(originally printed in "Cooking for your Style of Living" by Herberger's)

2 tubes crescent rolls
2 large cream cheese pkgs., softened
1 egg
3/4 cup sugar

Put one tube of crescent rolls on bottom of 9"X13" pan.  Mix cheese, egg and sugar together well.  Spread in pan.  Top with other tube of rolls.  Top with cinnamon and sugar.  Bake for 30 minutes at 350 degrees.

I think it is best served warm, but it isn't bad when chilled either!

Monday, September 1, 2014

Harvest has finally begun

We had some timely rains and temperatures were cool when the crops were flowering (that helps with the yield).   So, the crops look pretty good.  Because of the cooler temps it has taken longer to get things to ripen and dry in order to harvest.  Patience.

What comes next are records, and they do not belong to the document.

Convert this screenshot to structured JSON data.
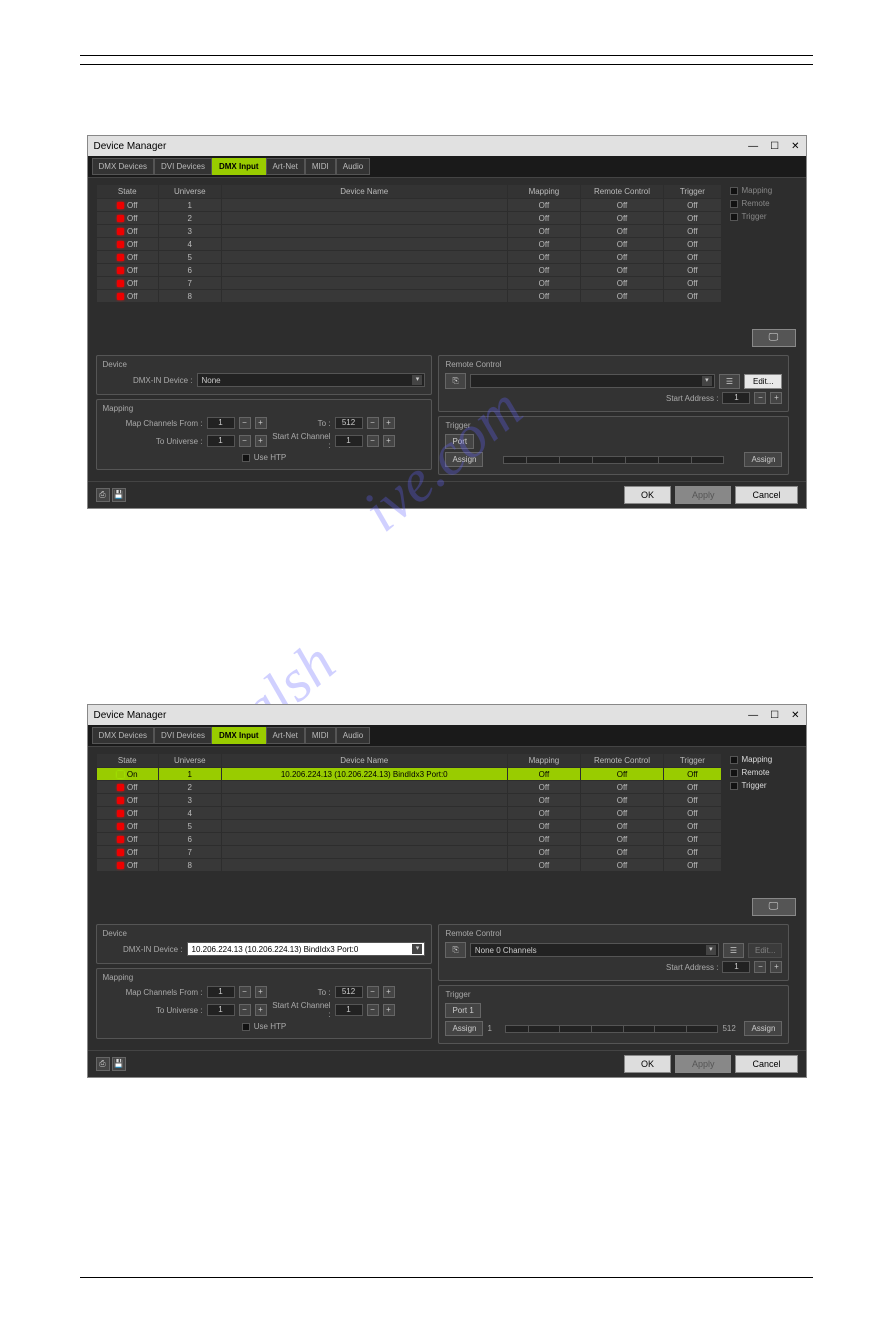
{
  "window_title": "Device Manager",
  "win_controls": {
    "min": "—",
    "max": "☐",
    "close": "✕"
  },
  "tabs": {
    "t0": "DMX Devices",
    "t1": "DVI Devices",
    "t2": "DMX Input",
    "t3": "Art-Net",
    "t4": "MIDI",
    "t5": "Audio"
  },
  "headers": {
    "state": "State",
    "universe": "Universe",
    "device_name": "Device Name",
    "mapping": "Mapping",
    "remote": "Remote Control",
    "trigger": "Trigger"
  },
  "side": {
    "mapping": "Mapping",
    "remote": "Remote",
    "trigger": "Trigger"
  },
  "off": "Off",
  "on": "On",
  "universes": [
    "1",
    "2",
    "3",
    "4",
    "5",
    "6",
    "7",
    "8"
  ],
  "device_panel": {
    "title": "Device",
    "label": "DMX-IN Device :",
    "none": "None",
    "sel": "10.206.224.13 (10.206.224.13) BindIdx3 Port:0"
  },
  "mapping_panel": {
    "title": "Mapping",
    "from": "Map Channels From :",
    "to_lbl": "To :",
    "to_univ": "To Universe :",
    "start": "Start At Channel :",
    "htp": "Use HTP",
    "v1": "1",
    "v512": "512"
  },
  "remote_panel": {
    "title": "Remote Control",
    "start_addr": "Start Address :",
    "edit": "Edit...",
    "v1": "1",
    "none": "None  0 Channels"
  },
  "trigger_panel": {
    "title": "Trigger",
    "port": "Port",
    "port1": "Port 1",
    "assign": "Assign",
    "v1": "1",
    "v512": "512"
  },
  "footer": {
    "ok": "OK",
    "apply": "Apply",
    "cancel": "Cancel"
  },
  "row_device": "10.206.224.13 (10.206.224.13) BindIdx3 Port:0",
  "monitor_icon": "⌨"
}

We were finally able to get into the field.  We had about 200 acres of Yellow Peas to combine.  Ours ran about average while our son's ran better.  Guys got that all done.  They moved on to the Winter Wheat.  We are shut down now for a few days as we had some more rain.  It seems like the Winter Wheat is yielding pretty good but we have heard reports that the elevators don't even want to take it due to very poor quality.  I have not taken a sample of ours to the elevator to see how ours is.   The elevator (local business used to market our crop) has special equipment to test the quality of the grain.  Brett can see that there are some kernels with a bit of mold (Vomitoxin and Egret) which hurts the cash value of the crop considerably.

Combining the Winter Wheat

Another problem we have had concern about is the water.   Some of our sloughs (wet areas) have grown over the summer.   Usually they dry up and we then hay them in the fall.  Yes, we had quite a bit of rain this year.  Many of the rural roads are in poor condition due to so much water along them for so long - that softens the road bed.  There are concerns of how to get our equipment to fields and the crop hauled out of the fields.  

We found out just how wet one field was when the combine got stuck.  The operator was working his way back to the trucks to unload the hopper (location on combine to store grain) when he got too close to the edge of a slough.  The water had come up so far that you can't even see the edge as the wheat is standing in water.

A couple of looks at the tires in mud.  It doesn't look too bad.  
However, when you realize that there is about 15,000 pounds (abt 250 bushels) of Winter Wheat in the hopper and, since this was on a side hill, that had slid down to the lower side, we have a problem.

So, we got a truck to back up alongside the back of the combine.  We could then unload some of the grain from the hopper.   After doing this twice, we were able to pull the combine out using one of our tractors.

Successful pull

And it was back to harvesting - after eating our dinner which was now cold!  We finished that field and moved on to the next one.   The day ended with a break down on the combine and more rain.